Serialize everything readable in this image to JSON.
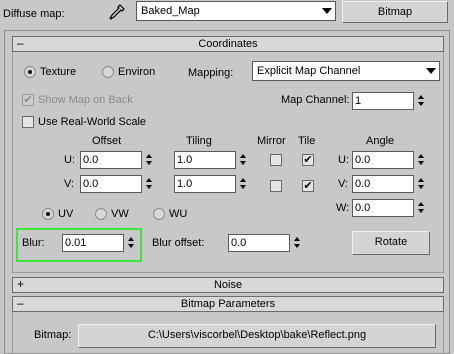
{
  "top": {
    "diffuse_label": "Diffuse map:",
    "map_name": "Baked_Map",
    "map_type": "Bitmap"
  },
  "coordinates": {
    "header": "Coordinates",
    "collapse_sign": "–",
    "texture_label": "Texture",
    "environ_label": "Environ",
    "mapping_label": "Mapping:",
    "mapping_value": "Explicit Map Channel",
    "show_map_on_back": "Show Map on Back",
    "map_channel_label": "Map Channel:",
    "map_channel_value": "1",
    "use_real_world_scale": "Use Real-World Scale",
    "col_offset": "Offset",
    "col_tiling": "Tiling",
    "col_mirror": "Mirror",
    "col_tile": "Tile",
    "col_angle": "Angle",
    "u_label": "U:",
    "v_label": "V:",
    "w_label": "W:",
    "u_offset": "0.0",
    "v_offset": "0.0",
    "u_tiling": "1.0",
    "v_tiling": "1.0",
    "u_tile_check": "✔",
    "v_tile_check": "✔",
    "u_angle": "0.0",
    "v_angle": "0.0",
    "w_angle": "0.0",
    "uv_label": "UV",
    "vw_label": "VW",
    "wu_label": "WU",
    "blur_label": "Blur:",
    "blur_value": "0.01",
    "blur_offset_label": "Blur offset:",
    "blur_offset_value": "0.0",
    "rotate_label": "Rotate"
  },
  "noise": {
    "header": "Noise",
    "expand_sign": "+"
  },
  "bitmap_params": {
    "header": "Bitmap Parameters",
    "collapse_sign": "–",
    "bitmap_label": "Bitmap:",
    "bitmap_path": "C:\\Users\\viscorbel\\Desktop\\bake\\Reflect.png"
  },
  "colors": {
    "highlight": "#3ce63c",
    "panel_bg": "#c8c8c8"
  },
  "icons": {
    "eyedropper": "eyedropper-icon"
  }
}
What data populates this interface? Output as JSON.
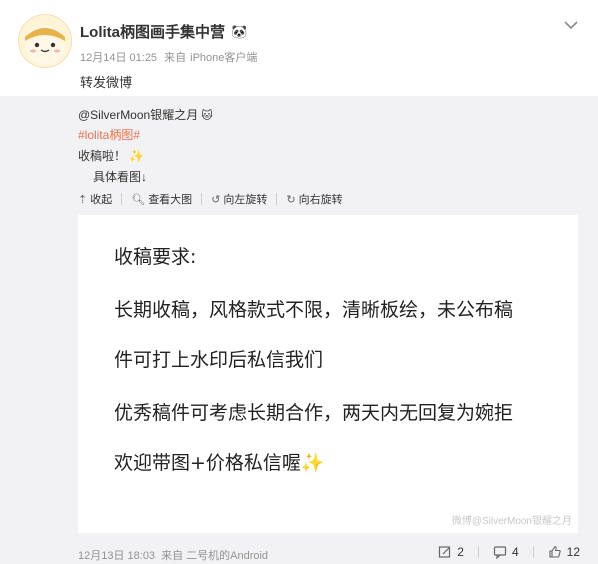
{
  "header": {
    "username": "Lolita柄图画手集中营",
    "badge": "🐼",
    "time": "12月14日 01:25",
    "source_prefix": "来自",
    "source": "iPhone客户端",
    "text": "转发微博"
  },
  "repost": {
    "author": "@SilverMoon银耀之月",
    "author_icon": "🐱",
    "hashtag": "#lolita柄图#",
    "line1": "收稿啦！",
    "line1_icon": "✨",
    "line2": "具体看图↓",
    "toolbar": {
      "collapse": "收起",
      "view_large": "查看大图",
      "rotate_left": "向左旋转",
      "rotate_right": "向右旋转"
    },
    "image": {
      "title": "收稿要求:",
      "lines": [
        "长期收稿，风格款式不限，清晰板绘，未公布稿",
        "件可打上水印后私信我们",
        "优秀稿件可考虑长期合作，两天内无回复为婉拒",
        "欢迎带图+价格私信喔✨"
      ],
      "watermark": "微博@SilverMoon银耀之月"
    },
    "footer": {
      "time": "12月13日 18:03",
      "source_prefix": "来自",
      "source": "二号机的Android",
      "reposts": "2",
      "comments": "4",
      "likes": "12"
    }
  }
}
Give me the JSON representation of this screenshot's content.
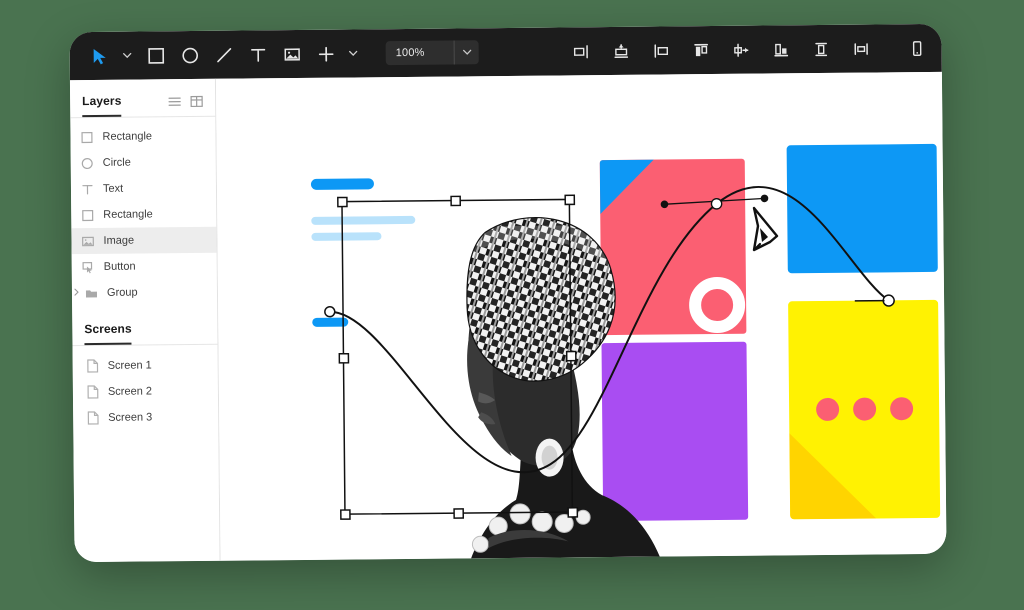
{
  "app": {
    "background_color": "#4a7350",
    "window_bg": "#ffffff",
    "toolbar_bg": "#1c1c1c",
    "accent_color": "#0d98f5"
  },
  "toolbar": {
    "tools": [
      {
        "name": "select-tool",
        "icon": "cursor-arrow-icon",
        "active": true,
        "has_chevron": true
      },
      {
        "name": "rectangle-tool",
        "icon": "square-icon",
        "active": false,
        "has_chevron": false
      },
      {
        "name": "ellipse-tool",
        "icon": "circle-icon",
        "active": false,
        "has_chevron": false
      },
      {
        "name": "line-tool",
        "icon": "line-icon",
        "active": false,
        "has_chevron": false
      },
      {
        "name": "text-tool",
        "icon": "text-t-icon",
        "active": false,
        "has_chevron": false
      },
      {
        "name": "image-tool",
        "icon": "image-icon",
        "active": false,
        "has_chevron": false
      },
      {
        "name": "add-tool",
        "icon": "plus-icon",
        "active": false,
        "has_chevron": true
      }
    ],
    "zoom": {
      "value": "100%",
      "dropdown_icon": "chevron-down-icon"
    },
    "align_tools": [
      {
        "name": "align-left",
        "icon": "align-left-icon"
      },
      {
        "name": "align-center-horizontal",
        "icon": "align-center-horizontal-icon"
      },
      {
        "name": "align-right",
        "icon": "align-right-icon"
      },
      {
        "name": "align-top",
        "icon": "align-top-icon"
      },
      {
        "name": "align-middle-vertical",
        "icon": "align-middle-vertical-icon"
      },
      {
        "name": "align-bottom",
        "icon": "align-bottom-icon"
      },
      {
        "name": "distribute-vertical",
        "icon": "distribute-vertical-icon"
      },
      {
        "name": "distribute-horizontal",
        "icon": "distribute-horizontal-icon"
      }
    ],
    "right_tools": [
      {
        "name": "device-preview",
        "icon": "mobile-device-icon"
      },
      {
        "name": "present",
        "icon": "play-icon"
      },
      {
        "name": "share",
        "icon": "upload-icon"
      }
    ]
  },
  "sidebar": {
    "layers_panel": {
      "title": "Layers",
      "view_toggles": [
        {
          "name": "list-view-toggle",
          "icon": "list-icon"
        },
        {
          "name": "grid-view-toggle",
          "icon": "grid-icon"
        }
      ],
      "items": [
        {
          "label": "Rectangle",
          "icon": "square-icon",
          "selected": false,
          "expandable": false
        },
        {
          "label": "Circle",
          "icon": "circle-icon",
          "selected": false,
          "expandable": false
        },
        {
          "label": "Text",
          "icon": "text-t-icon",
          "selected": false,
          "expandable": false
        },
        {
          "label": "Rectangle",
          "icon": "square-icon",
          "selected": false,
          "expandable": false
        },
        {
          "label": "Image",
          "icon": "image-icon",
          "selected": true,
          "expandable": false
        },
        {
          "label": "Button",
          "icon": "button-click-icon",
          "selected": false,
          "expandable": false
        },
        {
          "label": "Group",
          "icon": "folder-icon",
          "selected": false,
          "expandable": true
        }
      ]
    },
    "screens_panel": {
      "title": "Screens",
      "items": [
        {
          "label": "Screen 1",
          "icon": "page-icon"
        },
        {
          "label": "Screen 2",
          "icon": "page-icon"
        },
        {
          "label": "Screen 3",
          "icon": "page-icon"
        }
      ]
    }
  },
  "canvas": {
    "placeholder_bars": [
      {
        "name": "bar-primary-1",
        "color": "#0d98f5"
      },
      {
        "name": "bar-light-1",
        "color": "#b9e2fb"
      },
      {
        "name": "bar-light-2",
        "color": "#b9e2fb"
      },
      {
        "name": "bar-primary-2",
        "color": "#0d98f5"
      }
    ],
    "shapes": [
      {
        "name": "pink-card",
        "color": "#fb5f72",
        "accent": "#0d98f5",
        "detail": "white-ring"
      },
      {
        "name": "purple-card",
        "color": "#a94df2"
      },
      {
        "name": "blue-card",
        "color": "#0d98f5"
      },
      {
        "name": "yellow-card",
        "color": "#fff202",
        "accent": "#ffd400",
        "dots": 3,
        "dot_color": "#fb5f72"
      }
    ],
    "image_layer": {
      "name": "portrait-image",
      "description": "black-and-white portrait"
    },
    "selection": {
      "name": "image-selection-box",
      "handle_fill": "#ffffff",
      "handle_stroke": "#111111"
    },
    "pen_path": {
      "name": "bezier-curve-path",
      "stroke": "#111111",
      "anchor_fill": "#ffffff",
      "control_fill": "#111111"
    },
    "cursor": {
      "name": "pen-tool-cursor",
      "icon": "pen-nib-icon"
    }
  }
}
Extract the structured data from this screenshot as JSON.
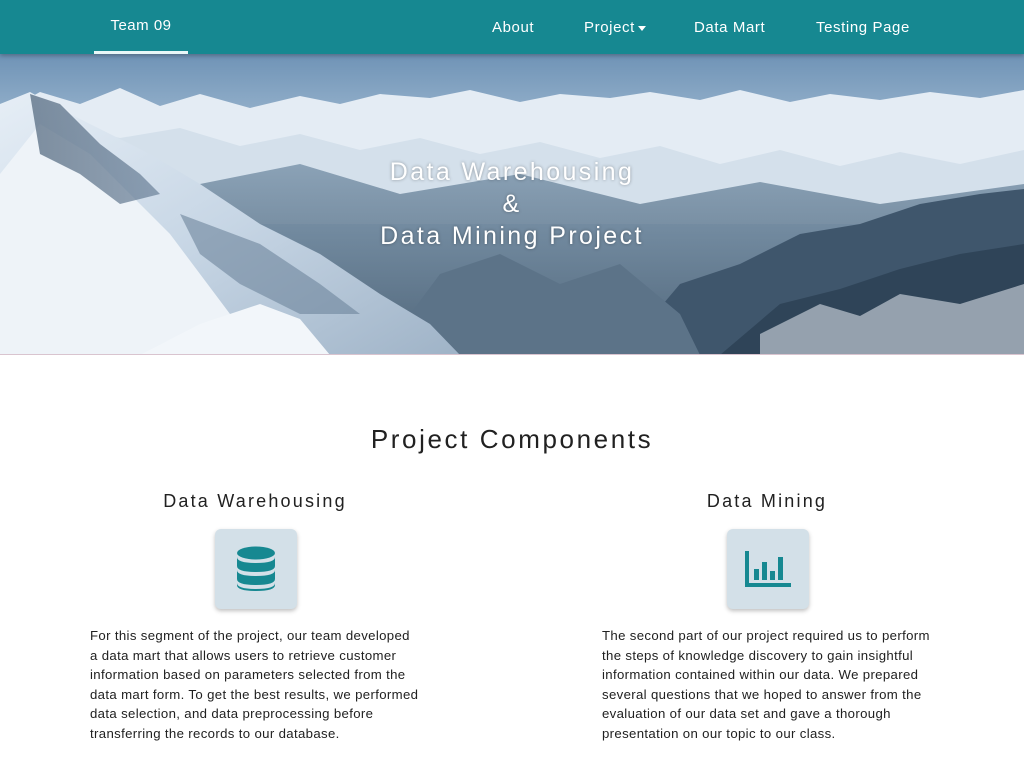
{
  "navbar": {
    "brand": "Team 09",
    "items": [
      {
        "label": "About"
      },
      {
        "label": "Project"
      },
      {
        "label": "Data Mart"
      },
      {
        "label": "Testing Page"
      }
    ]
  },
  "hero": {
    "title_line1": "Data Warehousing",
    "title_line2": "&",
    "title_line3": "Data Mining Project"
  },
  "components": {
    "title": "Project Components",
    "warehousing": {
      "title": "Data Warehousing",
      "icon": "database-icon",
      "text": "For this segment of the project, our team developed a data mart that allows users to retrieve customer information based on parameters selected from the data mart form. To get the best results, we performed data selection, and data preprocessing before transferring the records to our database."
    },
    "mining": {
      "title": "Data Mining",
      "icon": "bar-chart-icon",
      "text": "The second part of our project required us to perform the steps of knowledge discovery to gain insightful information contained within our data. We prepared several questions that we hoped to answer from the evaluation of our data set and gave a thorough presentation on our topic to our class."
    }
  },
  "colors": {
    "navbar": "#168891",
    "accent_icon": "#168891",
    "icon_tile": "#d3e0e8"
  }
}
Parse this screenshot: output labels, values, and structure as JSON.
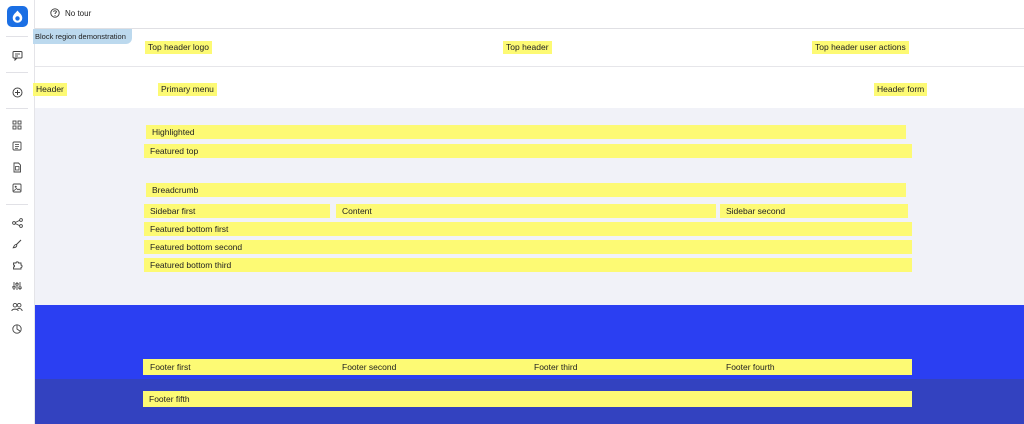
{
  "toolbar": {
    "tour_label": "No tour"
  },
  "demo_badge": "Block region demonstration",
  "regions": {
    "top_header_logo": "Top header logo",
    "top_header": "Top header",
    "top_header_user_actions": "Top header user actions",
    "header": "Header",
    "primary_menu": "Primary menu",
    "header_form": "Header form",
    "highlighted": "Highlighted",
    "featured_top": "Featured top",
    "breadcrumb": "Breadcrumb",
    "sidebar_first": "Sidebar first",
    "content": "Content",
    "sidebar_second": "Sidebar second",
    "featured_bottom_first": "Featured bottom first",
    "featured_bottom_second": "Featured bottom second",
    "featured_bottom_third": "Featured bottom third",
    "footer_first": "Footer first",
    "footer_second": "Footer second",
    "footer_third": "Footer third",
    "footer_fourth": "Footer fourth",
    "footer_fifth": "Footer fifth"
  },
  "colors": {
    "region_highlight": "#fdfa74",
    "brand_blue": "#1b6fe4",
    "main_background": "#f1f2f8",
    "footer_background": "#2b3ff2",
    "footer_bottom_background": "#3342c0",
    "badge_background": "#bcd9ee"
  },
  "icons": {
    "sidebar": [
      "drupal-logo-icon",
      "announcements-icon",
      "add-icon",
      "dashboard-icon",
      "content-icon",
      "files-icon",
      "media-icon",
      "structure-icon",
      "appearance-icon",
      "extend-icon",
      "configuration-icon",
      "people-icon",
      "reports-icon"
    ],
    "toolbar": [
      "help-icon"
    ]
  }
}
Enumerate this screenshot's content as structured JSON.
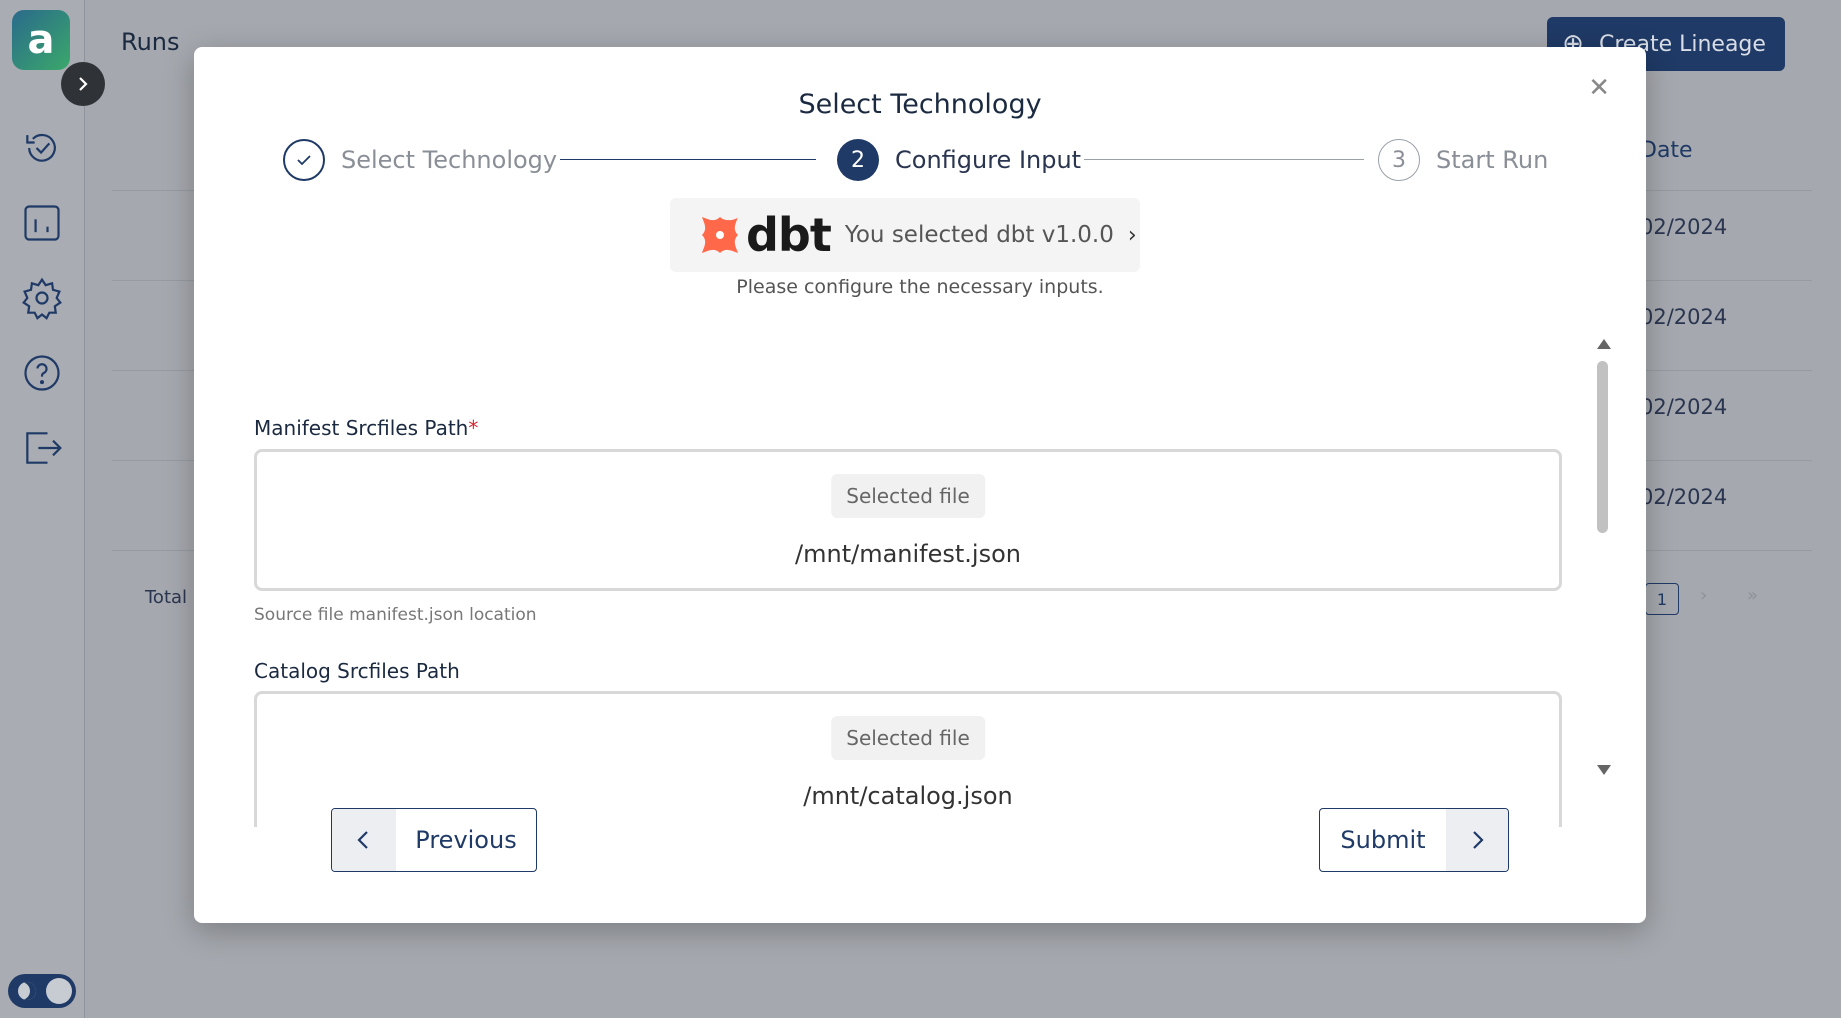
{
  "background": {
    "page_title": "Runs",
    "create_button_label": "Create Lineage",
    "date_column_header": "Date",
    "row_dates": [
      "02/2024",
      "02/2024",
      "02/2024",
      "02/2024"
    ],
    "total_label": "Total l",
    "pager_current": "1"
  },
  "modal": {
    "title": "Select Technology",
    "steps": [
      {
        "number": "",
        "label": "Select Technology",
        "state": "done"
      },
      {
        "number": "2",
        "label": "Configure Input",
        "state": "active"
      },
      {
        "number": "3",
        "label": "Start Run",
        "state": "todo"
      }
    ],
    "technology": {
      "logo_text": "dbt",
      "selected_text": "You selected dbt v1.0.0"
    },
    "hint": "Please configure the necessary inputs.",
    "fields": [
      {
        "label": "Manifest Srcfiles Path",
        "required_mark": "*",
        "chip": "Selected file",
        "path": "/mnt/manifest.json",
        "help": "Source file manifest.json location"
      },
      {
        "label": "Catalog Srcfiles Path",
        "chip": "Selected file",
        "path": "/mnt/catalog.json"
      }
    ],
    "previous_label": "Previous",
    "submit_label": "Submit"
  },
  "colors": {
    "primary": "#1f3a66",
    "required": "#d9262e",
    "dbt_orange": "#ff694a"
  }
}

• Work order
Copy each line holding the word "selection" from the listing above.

• Reply
    "selection": {
      "name": "image-selection-box",
      "text": "For this segment of the project, our team developed a data mart that allows users to retrieve customer information based on parameters selected from the data mart form. To get the best results, we performed data selection, and data preprocessing before transferring the records to our database."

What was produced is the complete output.